What to produce: Whenever a line in the entries includes the word "ModalCore", copy that line out.

Data for review:

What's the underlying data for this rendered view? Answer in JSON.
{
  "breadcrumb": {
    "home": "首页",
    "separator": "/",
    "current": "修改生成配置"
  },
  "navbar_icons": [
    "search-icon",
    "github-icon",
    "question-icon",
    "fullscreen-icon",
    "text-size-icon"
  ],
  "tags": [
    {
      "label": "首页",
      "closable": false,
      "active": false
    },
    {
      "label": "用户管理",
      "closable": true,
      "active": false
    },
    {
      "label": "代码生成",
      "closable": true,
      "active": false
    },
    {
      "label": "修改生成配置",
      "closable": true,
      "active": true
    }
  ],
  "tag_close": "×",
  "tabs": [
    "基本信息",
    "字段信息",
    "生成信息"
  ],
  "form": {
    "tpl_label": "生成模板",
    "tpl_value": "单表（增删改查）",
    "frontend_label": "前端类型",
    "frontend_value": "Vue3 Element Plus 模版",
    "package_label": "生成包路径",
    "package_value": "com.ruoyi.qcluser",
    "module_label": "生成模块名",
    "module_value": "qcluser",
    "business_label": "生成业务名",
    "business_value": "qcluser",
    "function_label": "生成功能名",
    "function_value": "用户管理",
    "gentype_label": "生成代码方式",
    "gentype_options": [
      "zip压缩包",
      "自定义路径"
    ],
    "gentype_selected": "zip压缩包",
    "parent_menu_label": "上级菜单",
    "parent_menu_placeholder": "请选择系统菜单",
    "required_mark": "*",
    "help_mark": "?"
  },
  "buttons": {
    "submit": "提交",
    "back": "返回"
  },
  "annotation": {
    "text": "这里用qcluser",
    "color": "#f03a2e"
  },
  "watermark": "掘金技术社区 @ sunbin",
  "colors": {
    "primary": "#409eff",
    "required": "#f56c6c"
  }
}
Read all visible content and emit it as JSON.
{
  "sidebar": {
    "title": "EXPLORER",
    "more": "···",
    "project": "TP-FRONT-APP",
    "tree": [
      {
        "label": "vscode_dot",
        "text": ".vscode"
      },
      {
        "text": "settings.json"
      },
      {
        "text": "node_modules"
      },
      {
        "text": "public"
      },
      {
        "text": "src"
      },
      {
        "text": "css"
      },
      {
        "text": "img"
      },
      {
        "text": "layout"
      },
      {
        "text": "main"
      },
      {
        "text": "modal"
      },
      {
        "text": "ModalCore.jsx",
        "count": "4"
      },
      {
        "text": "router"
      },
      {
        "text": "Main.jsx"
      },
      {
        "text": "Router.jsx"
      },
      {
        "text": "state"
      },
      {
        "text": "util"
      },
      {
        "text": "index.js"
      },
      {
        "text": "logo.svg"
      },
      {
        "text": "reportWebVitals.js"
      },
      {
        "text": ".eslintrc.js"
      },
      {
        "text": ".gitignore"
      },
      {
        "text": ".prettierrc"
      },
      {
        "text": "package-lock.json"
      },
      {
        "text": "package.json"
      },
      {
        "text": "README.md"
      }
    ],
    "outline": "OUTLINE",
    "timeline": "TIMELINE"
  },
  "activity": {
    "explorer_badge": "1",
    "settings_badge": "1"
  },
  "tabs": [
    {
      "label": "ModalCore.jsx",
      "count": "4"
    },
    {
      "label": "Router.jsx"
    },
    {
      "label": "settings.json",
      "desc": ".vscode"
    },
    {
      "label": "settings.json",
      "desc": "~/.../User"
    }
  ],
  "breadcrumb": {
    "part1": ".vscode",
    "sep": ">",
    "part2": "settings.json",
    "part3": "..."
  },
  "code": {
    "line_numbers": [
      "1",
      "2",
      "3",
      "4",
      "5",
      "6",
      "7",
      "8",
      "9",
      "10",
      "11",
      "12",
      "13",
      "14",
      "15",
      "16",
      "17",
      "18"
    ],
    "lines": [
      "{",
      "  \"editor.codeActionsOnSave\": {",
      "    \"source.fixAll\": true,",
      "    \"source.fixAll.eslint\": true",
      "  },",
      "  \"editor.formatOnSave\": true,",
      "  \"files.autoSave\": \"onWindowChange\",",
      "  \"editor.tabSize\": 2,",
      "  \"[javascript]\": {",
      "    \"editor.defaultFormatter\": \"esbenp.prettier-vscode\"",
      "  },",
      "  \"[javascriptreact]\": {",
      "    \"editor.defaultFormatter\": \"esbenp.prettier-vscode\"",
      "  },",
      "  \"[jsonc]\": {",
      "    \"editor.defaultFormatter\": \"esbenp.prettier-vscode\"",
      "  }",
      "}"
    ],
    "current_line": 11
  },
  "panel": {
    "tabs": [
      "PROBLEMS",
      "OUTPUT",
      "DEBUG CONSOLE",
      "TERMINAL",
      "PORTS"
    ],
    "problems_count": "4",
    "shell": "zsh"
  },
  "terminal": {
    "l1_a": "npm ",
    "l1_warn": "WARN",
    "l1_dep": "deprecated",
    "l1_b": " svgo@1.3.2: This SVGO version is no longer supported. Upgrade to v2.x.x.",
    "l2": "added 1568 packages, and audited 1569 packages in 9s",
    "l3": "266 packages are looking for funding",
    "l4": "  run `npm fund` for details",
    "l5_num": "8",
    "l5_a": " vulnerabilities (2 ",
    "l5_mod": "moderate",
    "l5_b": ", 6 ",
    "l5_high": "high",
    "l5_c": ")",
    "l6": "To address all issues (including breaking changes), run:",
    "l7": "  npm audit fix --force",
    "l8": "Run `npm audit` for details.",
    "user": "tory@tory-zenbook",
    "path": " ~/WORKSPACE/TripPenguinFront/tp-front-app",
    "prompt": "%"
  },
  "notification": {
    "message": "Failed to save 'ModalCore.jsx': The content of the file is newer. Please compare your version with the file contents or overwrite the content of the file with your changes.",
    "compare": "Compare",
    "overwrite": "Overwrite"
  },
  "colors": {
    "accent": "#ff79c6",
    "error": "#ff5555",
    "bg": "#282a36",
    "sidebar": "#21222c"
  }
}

Solution to this exercise:
        "text": "ModalCore.jsx",
      "label": "ModalCore.jsx",
    "message": "Failed to save 'ModalCore.jsx': The content of the file is newer. Please compare your version with the file contents or overwrite the content of the file with your changes.",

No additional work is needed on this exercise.